RECORD EXTRACTS:
=== Section Start ===

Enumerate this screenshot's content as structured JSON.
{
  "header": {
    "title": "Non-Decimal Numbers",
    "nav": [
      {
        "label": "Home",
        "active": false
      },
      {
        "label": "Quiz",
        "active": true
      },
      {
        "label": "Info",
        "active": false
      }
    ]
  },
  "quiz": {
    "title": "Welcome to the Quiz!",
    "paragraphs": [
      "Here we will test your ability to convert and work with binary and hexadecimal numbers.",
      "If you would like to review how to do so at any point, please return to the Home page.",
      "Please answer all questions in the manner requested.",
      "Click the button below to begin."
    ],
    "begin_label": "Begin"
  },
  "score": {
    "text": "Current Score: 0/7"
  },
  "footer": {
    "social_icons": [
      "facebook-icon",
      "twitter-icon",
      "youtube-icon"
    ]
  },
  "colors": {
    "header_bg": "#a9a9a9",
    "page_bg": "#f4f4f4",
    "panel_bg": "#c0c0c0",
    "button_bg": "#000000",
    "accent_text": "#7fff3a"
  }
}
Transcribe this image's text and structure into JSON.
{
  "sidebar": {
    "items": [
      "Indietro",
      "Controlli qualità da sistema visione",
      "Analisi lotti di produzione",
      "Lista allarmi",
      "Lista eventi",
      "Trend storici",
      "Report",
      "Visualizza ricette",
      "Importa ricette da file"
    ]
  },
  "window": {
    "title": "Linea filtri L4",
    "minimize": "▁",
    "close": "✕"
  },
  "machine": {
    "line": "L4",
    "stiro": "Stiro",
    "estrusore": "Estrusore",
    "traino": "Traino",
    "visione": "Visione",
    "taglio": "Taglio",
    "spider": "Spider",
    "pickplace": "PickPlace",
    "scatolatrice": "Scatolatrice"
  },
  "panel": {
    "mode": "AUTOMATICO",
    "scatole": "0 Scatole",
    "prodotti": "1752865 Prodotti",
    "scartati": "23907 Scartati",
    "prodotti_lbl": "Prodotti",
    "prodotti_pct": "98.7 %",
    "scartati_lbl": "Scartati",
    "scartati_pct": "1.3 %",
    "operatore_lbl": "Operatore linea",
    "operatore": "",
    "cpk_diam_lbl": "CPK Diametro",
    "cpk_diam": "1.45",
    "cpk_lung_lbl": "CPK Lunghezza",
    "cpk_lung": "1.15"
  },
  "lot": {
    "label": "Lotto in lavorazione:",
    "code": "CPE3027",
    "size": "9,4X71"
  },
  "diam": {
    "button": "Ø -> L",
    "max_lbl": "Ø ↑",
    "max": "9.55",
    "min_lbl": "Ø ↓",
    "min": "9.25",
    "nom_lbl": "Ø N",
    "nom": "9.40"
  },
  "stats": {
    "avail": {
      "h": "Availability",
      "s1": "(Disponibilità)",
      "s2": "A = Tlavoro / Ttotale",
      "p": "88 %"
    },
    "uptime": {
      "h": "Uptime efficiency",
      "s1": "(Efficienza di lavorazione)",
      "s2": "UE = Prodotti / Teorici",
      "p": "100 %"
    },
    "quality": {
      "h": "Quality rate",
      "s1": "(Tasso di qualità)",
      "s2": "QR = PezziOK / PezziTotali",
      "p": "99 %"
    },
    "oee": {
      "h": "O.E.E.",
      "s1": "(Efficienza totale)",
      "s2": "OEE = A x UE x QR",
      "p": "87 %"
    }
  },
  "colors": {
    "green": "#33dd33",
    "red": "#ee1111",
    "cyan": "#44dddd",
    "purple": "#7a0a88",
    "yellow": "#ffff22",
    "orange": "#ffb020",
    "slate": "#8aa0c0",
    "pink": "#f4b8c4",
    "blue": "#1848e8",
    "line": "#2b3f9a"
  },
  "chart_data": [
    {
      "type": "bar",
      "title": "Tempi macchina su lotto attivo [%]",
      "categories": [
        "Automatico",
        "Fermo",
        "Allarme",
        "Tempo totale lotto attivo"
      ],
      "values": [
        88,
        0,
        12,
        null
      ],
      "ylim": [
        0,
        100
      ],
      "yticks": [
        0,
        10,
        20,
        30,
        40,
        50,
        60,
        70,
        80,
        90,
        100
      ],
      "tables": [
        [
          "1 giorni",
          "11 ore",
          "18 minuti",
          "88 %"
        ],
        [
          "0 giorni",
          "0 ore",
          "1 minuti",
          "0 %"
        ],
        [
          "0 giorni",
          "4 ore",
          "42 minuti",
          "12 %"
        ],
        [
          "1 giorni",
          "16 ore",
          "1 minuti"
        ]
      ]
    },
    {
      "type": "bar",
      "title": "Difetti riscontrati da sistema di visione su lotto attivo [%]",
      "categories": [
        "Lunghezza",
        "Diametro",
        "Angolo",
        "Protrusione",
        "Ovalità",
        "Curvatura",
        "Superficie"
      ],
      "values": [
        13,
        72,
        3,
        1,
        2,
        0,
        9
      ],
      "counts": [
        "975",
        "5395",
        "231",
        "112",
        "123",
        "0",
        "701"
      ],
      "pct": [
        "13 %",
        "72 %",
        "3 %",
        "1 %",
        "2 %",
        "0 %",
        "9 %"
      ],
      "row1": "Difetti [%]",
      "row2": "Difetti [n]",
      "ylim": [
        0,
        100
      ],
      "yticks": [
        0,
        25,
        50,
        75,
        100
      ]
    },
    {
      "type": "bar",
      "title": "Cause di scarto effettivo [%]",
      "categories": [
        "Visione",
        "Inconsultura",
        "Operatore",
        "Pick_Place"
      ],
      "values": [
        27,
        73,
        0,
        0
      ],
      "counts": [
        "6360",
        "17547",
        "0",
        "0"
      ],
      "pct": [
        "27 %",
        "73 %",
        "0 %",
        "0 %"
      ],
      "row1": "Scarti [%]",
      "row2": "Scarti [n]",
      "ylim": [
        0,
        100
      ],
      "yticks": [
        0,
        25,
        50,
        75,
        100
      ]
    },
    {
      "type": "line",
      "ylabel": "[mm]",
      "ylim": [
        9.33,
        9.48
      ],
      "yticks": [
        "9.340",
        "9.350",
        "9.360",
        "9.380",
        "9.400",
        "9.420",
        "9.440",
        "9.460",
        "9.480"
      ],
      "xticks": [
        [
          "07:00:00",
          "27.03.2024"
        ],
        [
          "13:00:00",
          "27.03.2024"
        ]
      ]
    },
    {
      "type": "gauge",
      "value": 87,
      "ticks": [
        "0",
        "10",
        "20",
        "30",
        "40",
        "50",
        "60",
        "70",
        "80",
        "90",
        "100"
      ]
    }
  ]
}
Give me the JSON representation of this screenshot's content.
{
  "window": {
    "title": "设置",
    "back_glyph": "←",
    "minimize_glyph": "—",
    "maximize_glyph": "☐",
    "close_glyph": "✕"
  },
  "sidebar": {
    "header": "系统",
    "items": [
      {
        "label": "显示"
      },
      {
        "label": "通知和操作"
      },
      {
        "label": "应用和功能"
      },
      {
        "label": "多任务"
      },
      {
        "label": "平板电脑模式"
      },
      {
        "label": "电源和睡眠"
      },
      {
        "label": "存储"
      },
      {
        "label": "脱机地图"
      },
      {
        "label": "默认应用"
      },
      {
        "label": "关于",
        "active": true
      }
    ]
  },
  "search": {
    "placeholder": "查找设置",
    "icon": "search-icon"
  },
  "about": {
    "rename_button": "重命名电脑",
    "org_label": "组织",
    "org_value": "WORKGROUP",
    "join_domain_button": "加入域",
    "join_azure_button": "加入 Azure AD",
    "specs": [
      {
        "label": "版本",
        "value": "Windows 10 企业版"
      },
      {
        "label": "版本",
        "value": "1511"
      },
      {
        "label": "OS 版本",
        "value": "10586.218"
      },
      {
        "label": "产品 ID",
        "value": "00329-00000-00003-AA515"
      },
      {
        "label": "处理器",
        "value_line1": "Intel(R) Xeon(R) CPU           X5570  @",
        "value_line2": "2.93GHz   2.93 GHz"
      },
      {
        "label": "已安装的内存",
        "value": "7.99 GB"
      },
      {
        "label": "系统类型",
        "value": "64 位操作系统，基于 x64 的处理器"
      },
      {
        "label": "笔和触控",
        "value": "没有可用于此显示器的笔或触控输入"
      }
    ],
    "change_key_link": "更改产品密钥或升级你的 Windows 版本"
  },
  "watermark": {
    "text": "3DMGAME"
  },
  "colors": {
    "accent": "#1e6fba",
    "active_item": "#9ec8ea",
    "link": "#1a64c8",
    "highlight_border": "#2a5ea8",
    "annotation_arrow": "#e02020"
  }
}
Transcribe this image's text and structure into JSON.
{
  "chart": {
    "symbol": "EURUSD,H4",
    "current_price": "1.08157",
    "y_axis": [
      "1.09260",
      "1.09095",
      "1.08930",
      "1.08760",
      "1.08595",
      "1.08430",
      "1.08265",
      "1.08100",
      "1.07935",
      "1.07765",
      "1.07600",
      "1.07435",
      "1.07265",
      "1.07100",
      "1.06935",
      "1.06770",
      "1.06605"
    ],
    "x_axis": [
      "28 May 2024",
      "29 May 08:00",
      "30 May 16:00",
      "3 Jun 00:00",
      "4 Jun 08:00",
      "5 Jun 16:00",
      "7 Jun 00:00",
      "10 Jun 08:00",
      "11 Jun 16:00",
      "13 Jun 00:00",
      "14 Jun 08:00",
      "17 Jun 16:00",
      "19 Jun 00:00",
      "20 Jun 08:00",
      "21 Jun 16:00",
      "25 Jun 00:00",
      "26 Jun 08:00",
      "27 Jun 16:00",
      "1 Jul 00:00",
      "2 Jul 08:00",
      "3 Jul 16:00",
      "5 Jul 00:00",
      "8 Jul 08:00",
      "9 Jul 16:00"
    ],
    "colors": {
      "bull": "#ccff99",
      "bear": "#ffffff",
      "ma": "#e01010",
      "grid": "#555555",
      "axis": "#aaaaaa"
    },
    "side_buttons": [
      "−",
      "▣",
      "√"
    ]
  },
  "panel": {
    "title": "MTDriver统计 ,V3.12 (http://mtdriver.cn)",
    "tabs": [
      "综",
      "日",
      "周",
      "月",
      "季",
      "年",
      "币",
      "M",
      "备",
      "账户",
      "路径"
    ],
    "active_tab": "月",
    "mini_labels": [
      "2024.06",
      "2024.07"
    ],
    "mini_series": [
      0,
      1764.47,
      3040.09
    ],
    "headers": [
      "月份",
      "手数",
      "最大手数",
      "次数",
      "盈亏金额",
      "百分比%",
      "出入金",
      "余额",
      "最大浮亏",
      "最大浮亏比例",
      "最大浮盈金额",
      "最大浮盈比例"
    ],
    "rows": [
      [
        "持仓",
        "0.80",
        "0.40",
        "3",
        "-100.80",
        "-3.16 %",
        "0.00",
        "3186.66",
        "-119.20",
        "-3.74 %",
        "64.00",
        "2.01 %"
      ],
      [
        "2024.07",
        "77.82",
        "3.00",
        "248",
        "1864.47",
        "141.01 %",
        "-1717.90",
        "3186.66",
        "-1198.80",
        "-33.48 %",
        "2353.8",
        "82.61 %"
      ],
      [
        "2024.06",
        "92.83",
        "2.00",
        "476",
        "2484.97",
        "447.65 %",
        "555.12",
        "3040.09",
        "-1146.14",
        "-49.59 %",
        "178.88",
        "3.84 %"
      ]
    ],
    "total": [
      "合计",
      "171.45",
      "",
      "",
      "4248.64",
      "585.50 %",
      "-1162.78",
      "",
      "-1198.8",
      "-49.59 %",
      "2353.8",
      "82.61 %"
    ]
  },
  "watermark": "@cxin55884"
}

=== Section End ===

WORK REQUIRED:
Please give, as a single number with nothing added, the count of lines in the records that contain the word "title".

COMPLETED TASK:
8